2. Windows Track: Great place to learn windows programming, graphics etc.
3. Aspiring Professional: After mastering basics of programming, the beginners can utilize this place to gain more in depth knowledge. There are some advertisements and tricks done here to make beginners spend money on training and upgrading to professional visual studio from free visual studio express.
4. Kids Corner: Why the kids always get the corner? No don’t think this corner is only for kids. This also includes video tutorials for Parents and Teachers who wants to teach the kids.

Beginners can choose either tracks 1 and 3 (web developer) or 2 and 3 (windows developer) or 1,2 and 3 (know-it-all, web-windows developer).

Beginners must install Silverlight to watch and learn all these videos; which is free and can be installed by clicking on the “Silverlight: Click to install the required version”.I think, Microsoft is violently marketing Silverlight. Cannot blame them, they are actually running out of time. They need all the machines to have Silverlight, only then they will be able to tackle the fierce competition from flash. Anyway this is out of our current topic.

There are really quite a lot of learning resources available now for kids and students who really want to do some programming. It is not like the time when I studied programming in my college. Few weeks before I and my friend Sajid were talking about this problem.

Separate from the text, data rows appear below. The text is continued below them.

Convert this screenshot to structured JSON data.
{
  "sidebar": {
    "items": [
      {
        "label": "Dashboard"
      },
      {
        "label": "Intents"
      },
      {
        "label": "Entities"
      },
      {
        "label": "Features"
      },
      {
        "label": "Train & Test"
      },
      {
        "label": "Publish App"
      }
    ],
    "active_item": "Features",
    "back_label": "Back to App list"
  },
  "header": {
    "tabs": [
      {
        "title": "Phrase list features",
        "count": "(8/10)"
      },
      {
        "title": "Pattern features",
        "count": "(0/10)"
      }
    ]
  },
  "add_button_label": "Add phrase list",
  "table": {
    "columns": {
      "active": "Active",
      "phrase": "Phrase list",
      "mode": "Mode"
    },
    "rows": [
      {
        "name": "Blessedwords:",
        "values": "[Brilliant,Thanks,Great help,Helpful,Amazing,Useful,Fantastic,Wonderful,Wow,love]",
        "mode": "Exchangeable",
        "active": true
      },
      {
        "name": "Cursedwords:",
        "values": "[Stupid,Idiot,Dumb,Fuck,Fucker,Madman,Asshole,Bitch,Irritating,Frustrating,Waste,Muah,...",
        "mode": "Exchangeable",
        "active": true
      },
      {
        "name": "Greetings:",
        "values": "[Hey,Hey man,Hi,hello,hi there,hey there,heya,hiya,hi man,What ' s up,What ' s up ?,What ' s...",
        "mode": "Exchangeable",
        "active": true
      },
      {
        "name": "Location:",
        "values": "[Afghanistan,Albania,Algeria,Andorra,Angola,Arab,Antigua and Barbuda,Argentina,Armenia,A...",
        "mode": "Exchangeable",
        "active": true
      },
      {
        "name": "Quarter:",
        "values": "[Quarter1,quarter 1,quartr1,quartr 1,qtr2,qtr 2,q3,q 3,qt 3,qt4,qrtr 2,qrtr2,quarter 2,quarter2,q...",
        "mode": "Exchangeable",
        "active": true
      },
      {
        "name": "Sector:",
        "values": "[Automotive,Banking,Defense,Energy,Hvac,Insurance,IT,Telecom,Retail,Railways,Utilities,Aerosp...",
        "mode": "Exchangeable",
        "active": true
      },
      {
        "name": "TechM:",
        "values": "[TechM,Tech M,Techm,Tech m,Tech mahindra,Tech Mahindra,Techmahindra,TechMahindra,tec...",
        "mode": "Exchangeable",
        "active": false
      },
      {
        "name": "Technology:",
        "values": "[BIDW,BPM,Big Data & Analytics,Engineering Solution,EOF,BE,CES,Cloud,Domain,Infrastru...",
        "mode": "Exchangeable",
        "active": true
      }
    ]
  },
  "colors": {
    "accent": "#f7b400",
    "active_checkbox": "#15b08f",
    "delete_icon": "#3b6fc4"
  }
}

One of Sajid’s friends was doing a part-time job of “helping” university students to develop their projects. Actually he is not just helping; he is developing the whole project and selling it for a cost. This is not helping really. This actually spoils the kid and never gives him a chance to learn on his own.

@“Helpers”: Never and ever develop and sell projects to university students. If you have free time try to educate them and give pointers to learning resources.

@“Kids / Beginner Programmer”: Don’t rely on the “helpers”; there is lot of resources available now in the internet. Use them and build your own career. Happy programming!

Categories: .Net, ASP.NET

CLR via C#, 3rd edition

September 21, 2009 Leave a comment

Jeffery Richter, here announces the next version of his book “CLR Via C#”. This is the 3rd edition of this book. He didnt update the book after 2nd edition which actually covered .Net 2.0. Now since he signed a new contract with Microsoft for the next version, he will be updating the content for .net 3.0 and .net 4.0 too.

CLR via c# (2nd edition) is one of the .net books I love and I strongly suggest every .net developer to read this book.

It will be good to have an updated version of this book. Jeffery Richter hopes to release the book when .net 4.0 ships.

Update: On 25th Jan 2010

Now you can pre-order CLR via C# 3rd Edition from Amazon.

Categories: .Net, CLR Tags: ,